Emerging risks for the development of vascular dementia include infection and inflammation. In a cohort of patients following stroke, and in the general population, the presence of cnm+ S. mutans was strongly associated with cerebral microbleeds. In these populations, there were no overall effects of the presence of this bacterium on cognitive function, but there was a slight decline associated with its presence. As the collagen-binding protein cnm is specific to S. mutans, Prof Ihara proposed that this molecule could provide a target for immunotherapy in vascular dementia in the future.
Bacterial infection may prove a treatment target for vascular dementia in the future
Professor Hochang Benjamin Lee,Yale University School, USA, introduced the concept of using cardiovascular conditions as a way to study late-life stress and mood symptoms. Surgery is a common late-life stress, and coronary artery bypass graft (CABG) is the most common cardiac surgery. Delirium occurs in about 20–30% of patients following CABG. It was found that age, pre-operative depression and mild cognitive impairment were all independent predictors of the incidence and severity of post-CABG delirium. Therefore these factors may be useful in screening patients before surgery to estimate risk of delirium.
Chronic cerebral hypoperfusion is a risk factor for cognitive decline
Chronic cerebral hypoperfusion is a risk factor for cognitive decline. Patients with heart failure show a reduction in cerebral blood flow, alongside high rates of cognitive impairment and an increased risk of dementia. In patients who received a left-ventricular assist device, their cognitive scores improved substantially after surgery, which may have resulted from the increased cerebral blood flow.

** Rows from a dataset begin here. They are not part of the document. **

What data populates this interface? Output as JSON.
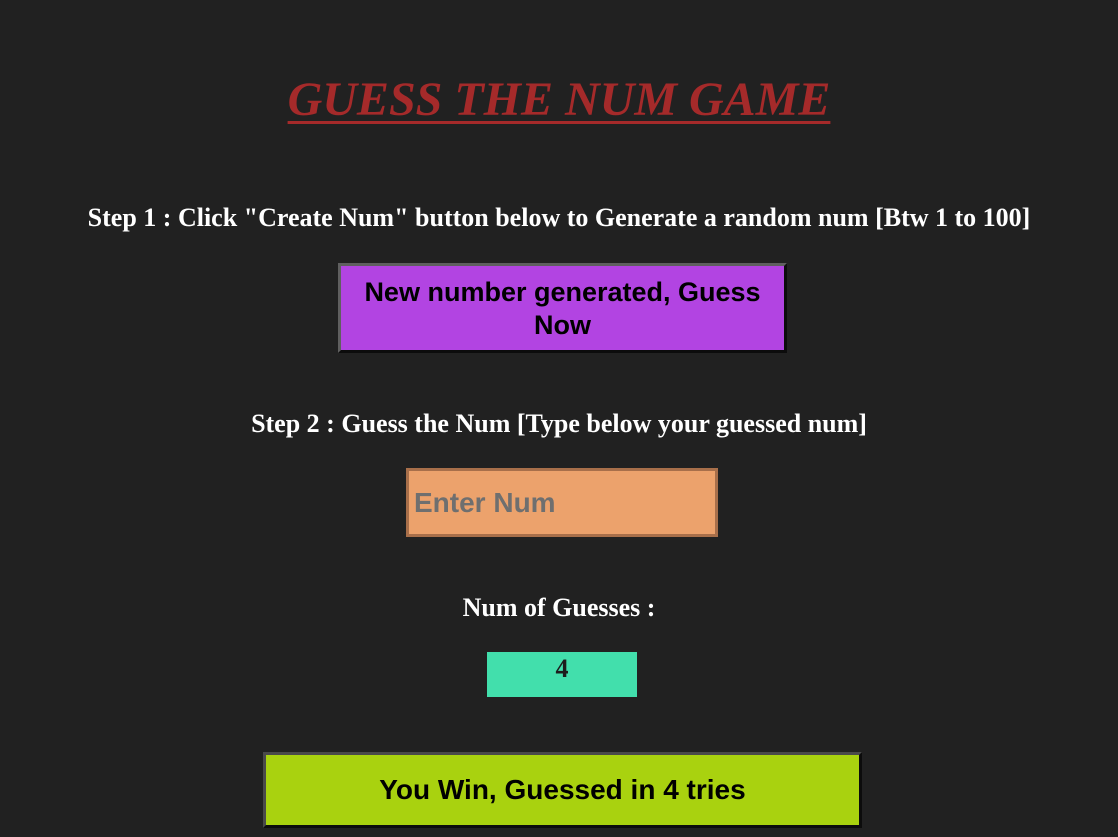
{
  "header": {
    "title": "GUESS THE NUM GAME"
  },
  "step1": {
    "instruction": "Step 1 : Click \"Create Num\" button below to Generate a random num [Btw 1 to 100]",
    "create_button_label": "New number generated, Guess Now"
  },
  "step2": {
    "instruction": "Step 2 : Guess the Num [Type below your guessed num]",
    "input_placeholder": "Enter Num",
    "input_value": ""
  },
  "guesses": {
    "label": "Num of Guesses :",
    "count": "4"
  },
  "result": {
    "label": "You Win, Guessed in 4 tries"
  },
  "colors": {
    "background": "#212121",
    "title": "#a52a2a",
    "create_button": "#b244e2",
    "input_background": "#eca26c",
    "count_background": "#42dfac",
    "result_button": "#a9d20f"
  }
}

Thus, improving blood flow, as well as general well being may be ways to counteract cognitive impairment in the elderly.